-- Records shown follows --
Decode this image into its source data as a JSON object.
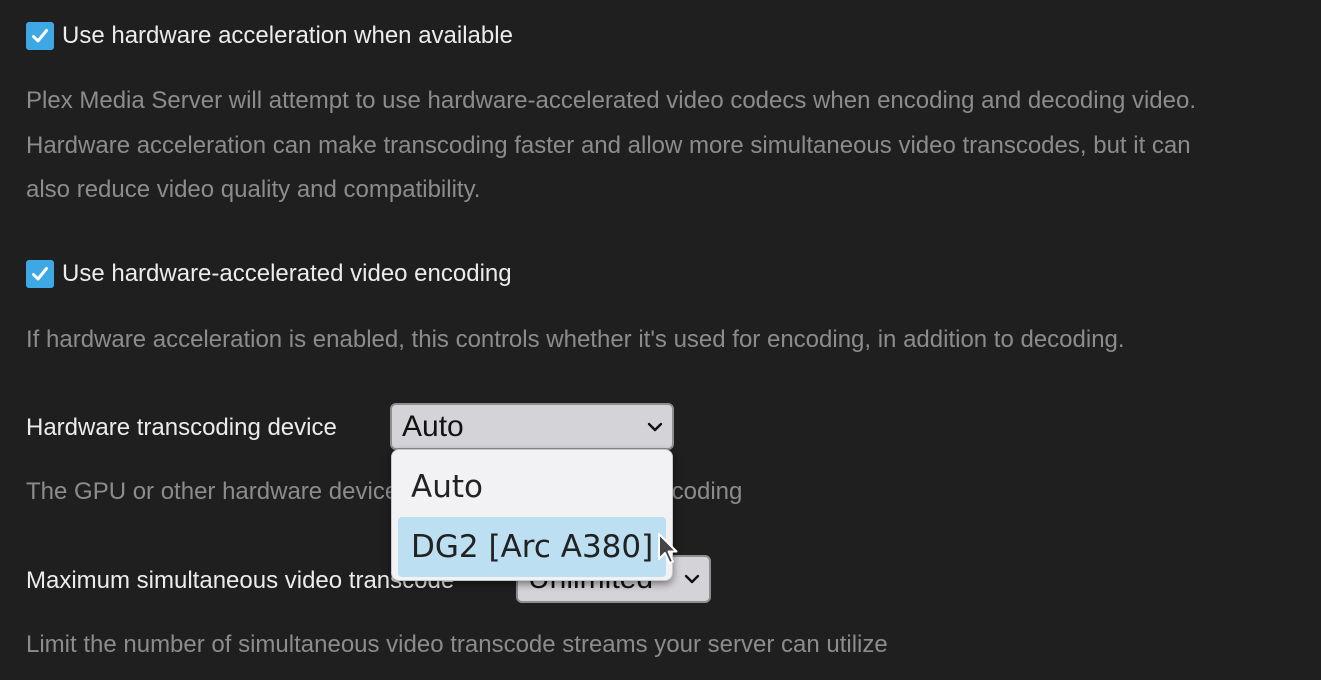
{
  "settings": {
    "hw_accel": {
      "checked": true,
      "label": "Use hardware acceleration when available",
      "description_lines": [
        "Plex Media Server will attempt to use hardware-accelerated video codecs when encoding and decoding video.",
        "Hardware acceleration can make transcoding faster and allow more simultaneous video transcodes, but it can",
        "also reduce video quality and compatibility."
      ]
    },
    "hw_encoding": {
      "checked": true,
      "label": "Use hardware-accelerated video encoding",
      "description": "If hardware acceleration is enabled, this controls whether it's used for encoding, in addition to decoding."
    },
    "transcoding_device": {
      "label": "Hardware transcoding device",
      "selected": "Auto",
      "description": "The GPU or other hardware device to use for hardware transcoding",
      "options": [
        "Auto",
        "DG2 [Arc A380]"
      ],
      "highlighted_option": "DG2 [Arc A380]"
    },
    "max_transcode": {
      "label": "Maximum simultaneous video transcode",
      "selected": "Unlimited",
      "description": "Limit the number of simultaneous video transcode streams your server can utilize"
    }
  },
  "icons": {
    "checkbox": "checkmark-icon",
    "select": "chevron-down-icon",
    "pointer": "mouse-pointer-icon"
  },
  "colors": {
    "background": "#1f1f1f",
    "checkbox_accent": "#3ea8e5",
    "option_highlight": "#bcdff2"
  }
}
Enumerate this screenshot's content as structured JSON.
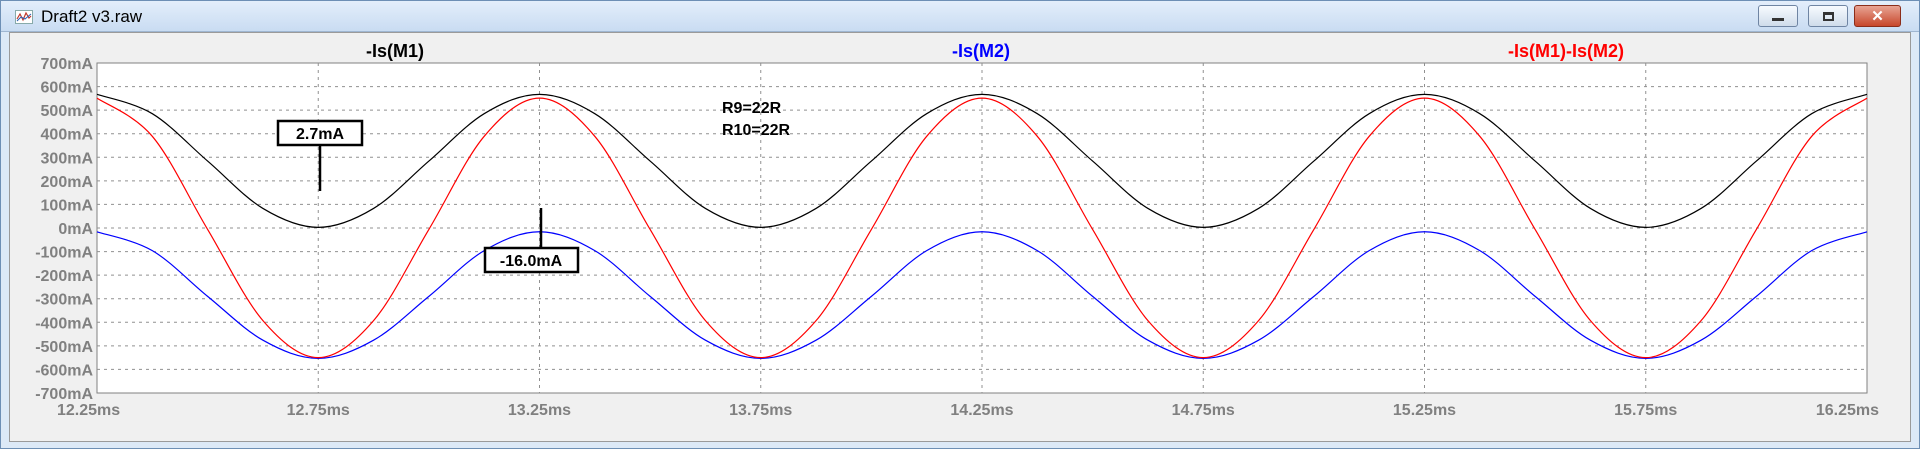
{
  "window": {
    "title": "Draft2 v3.raw",
    "icon": "waveform-viewer-icon",
    "buttons": {
      "minimize": "▭",
      "maximize": "□",
      "close": "✕"
    }
  },
  "traces": [
    {
      "label": "-Is(M1)",
      "color": "#000000"
    },
    {
      "label": "-Is(M2)",
      "color": "#0000ff"
    },
    {
      "label": "-Is(M1)-Is(M2)",
      "color": "#ff0000"
    }
  ],
  "directives": {
    "line1": "R9=22R",
    "line2": "R10=22R"
  },
  "cursors": {
    "label1": "2.7mA",
    "label2": "-16.0mA"
  },
  "chart_data": {
    "type": "line",
    "xlabel": "",
    "ylabel": "",
    "x_unit": "ms",
    "y_unit": "mA",
    "xlim": [
      12.25,
      16.25
    ],
    "ylim": [
      -700,
      700
    ],
    "x_ticks": [
      "12.25ms",
      "12.75ms",
      "13.25ms",
      "13.75ms",
      "14.25ms",
      "14.75ms",
      "15.25ms",
      "15.75ms",
      "16.25ms"
    ],
    "y_ticks": [
      "700mA",
      "600mA",
      "500mA",
      "400mA",
      "300mA",
      "200mA",
      "100mA",
      "0mA",
      "-100mA",
      "-200mA",
      "-300mA",
      "-400mA",
      "-500mA",
      "-600mA",
      "-700mA"
    ],
    "grid": true,
    "series": [
      {
        "name": "-Is(M1)",
        "color": "#000000",
        "x": [
          12.25,
          12.375,
          12.5,
          12.625,
          12.75,
          12.875,
          13.0,
          13.125,
          13.25,
          13.375,
          13.5,
          13.625,
          13.75,
          13.875,
          14.0,
          14.125,
          14.25,
          14.375,
          14.5,
          14.625,
          14.75,
          14.875,
          15.0,
          15.125,
          15.25,
          15.375,
          15.5,
          15.625,
          15.75,
          15.875,
          16.0,
          16.125,
          16.25
        ],
        "values": [
          567,
          485,
          284,
          83,
          2.7,
          83,
          284,
          485,
          567,
          485,
          284,
          83,
          2.7,
          83,
          284,
          485,
          567,
          485,
          284,
          83,
          2.7,
          83,
          284,
          485,
          567,
          485,
          284,
          83,
          2.7,
          83,
          284,
          485,
          567
        ]
      },
      {
        "name": "-Is(M2)",
        "color": "#0000ff",
        "x": [
          12.25,
          12.375,
          12.5,
          12.625,
          12.75,
          12.875,
          13.0,
          13.125,
          13.25,
          13.375,
          13.5,
          13.625,
          13.75,
          13.875,
          14.0,
          14.125,
          14.25,
          14.375,
          14.5,
          14.625,
          14.75,
          14.875,
          15.0,
          15.125,
          15.25,
          15.375,
          15.5,
          15.625,
          15.75,
          15.875,
          16.0,
          16.125,
          16.25
        ],
        "values": [
          -16,
          -96,
          -290,
          -476,
          -553,
          -476,
          -290,
          -96,
          -16,
          -96,
          -290,
          -476,
          -553,
          -476,
          -290,
          -96,
          -16,
          -96,
          -290,
          -476,
          -553,
          -476,
          -290,
          -96,
          -16,
          -96,
          -290,
          -476,
          -553,
          -476,
          -290,
          -96,
          -16
        ]
      },
      {
        "name": "-Is(M1)-Is(M2)",
        "color": "#ff0000",
        "x": [
          12.25,
          12.375,
          12.5,
          12.625,
          12.75,
          12.875,
          13.0,
          13.125,
          13.25,
          13.375,
          13.5,
          13.625,
          13.75,
          13.875,
          14.0,
          14.125,
          14.25,
          14.375,
          14.5,
          14.625,
          14.75,
          14.875,
          15.0,
          15.125,
          15.25,
          15.375,
          15.5,
          15.625,
          15.75,
          15.875,
          16.0,
          16.125,
          16.25
        ],
        "values": [
          551,
          389,
          -6,
          -393,
          -550,
          -393,
          -6,
          389,
          551,
          389,
          -6,
          -393,
          -550,
          -393,
          -6,
          389,
          551,
          389,
          -6,
          -393,
          -550,
          -393,
          -6,
          389,
          551,
          389,
          -6,
          -393,
          -550,
          -393,
          -6,
          389,
          551
        ]
      }
    ]
  }
}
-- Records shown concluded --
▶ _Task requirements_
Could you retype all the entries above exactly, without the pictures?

▶ _Answer space_
Decode this image into its source data as a JSON object.
{
  "settings": {
    "hw_accel": {
      "checked": true,
      "label": "Use hardware acceleration when available",
      "description_lines": [
        "Plex Media Server will attempt to use hardware-accelerated video codecs when encoding and decoding video.",
        "Hardware acceleration can make transcoding faster and allow more simultaneous video transcodes, but it can",
        "also reduce video quality and compatibility."
      ]
    },
    "hw_encoding": {
      "checked": true,
      "label": "Use hardware-accelerated video encoding",
      "description": "If hardware acceleration is enabled, this controls whether it's used for encoding, in addition to decoding."
    },
    "transcoding_device": {
      "label": "Hardware transcoding device",
      "selected": "Auto",
      "description": "The GPU or other hardware device to use for hardware transcoding",
      "options": [
        "Auto",
        "DG2 [Arc A380]"
      ],
      "highlighted_option": "DG2 [Arc A380]"
    },
    "max_transcode": {
      "label": "Maximum simultaneous video transcode",
      "selected": "Unlimited",
      "description": "Limit the number of simultaneous video transcode streams your server can utilize"
    }
  },
  "icons": {
    "checkbox": "checkmark-icon",
    "select": "chevron-down-icon",
    "pointer": "mouse-pointer-icon"
  },
  "colors": {
    "background": "#1f1f1f",
    "checkbox_accent": "#3ea8e5",
    "option_highlight": "#bcdff2"
  }
}
Enumerate this screenshot's content as structured JSON.
{
  "window": {
    "title": "Draft2 v3.raw",
    "icon": "waveform-viewer-icon",
    "buttons": {
      "minimize": "▭",
      "maximize": "□",
      "close": "✕"
    }
  },
  "traces": [
    {
      "label": "-Is(M1)",
      "color": "#000000"
    },
    {
      "label": "-Is(M2)",
      "color": "#0000ff"
    },
    {
      "label": "-Is(M1)-Is(M2)",
      "color": "#ff0000"
    }
  ],
  "directives": {
    "line1": "R9=22R",
    "line2": "R10=22R"
  },
  "cursors": {
    "label1": "2.7mA",
    "label2": "-16.0mA"
  },
  "chart_data": {
    "type": "line",
    "xlabel": "",
    "ylabel": "",
    "x_unit": "ms",
    "y_unit": "mA",
    "xlim": [
      12.25,
      16.25
    ],
    "ylim": [
      -700,
      700
    ],
    "x_ticks": [
      "12.25ms",
      "12.75ms",
      "13.25ms",
      "13.75ms",
      "14.25ms",
      "14.75ms",
      "15.25ms",
      "15.75ms",
      "16.25ms"
    ],
    "y_ticks": [
      "700mA",
      "600mA",
      "500mA",
      "400mA",
      "300mA",
      "200mA",
      "100mA",
      "0mA",
      "-100mA",
      "-200mA",
      "-300mA",
      "-400mA",
      "-500mA",
      "-600mA",
      "-700mA"
    ],
    "grid": true,
    "series": [
      {
        "name": "-Is(M1)",
        "color": "#000000",
        "x": [
          12.25,
          12.375,
          12.5,
          12.625,
          12.75,
          12.875,
          13.0,
          13.125,
          13.25,
          13.375,
          13.5,
          13.625,
          13.75,
          13.875,
          14.0,
          14.125,
          14.25,
          14.375,
          14.5,
          14.625,
          14.75,
          14.875,
          15.0,
          15.125,
          15.25,
          15.375,
          15.5,
          15.625,
          15.75,
          15.875,
          16.0,
          16.125,
          16.25
        ],
        "values": [
          567,
          485,
          284,
          83,
          2.7,
          83,
          284,
          485,
          567,
          485,
          284,
          83,
          2.7,
          83,
          284,
          485,
          567,
          485,
          284,
          83,
          2.7,
          83,
          284,
          485,
          567,
          485,
          284,
          83,
          2.7,
          83,
          284,
          485,
          567
        ]
      },
      {
        "name": "-Is(M2)",
        "color": "#0000ff",
        "x": [
          12.25,
          12.375,
          12.5,
          12.625,
          12.75,
          12.875,
          13.0,
          13.125,
          13.25,
          13.375,
          13.5,
          13.625,
          13.75,
          13.875,
          14.0,
          14.125,
          14.25,
          14.375,
          14.5,
          14.625,
          14.75,
          14.875,
          15.0,
          15.125,
          15.25,
          15.375,
          15.5,
          15.625,
          15.75,
          15.875,
          16.0,
          16.125,
          16.25
        ],
        "values": [
          -16,
          -96,
          -290,
          -476,
          -553,
          -476,
          -290,
          -96,
          -16,
          -96,
          -290,
          -476,
          -553,
          -476,
          -290,
          -96,
          -16,
          -96,
          -290,
          -476,
          -553,
          -476,
          -290,
          -96,
          -16,
          -96,
          -290,
          -476,
          -553,
          -476,
          -290,
          -96,
          -16
        ]
      },
      {
        "name": "-Is(M1)-Is(M2)",
        "color": "#ff0000",
        "x": [
          12.25,
          12.375,
          12.5,
          12.625,
          12.75,
          12.875,
          13.0,
          13.125,
          13.25,
          13.375,
          13.5,
          13.625,
          13.75,
          13.875,
          14.0,
          14.125,
          14.25,
          14.375,
          14.5,
          14.625,
          14.75,
          14.875,
          15.0,
          15.125,
          15.25,
          15.375,
          15.5,
          15.625,
          15.75,
          15.875,
          16.0,
          16.125,
          16.25
        ],
        "values": [
          551,
          389,
          -6,
          -393,
          -550,
          -393,
          -6,
          389,
          551,
          389,
          -6,
          -393,
          -550,
          -393,
          -6,
          389,
          551,
          389,
          -6,
          -393,
          -550,
          -393,
          -6,
          389,
          551,
          389,
          -6,
          -393,
          -550,
          -393,
          -6,
          389,
          551
        ]
      }
    ]
  }
}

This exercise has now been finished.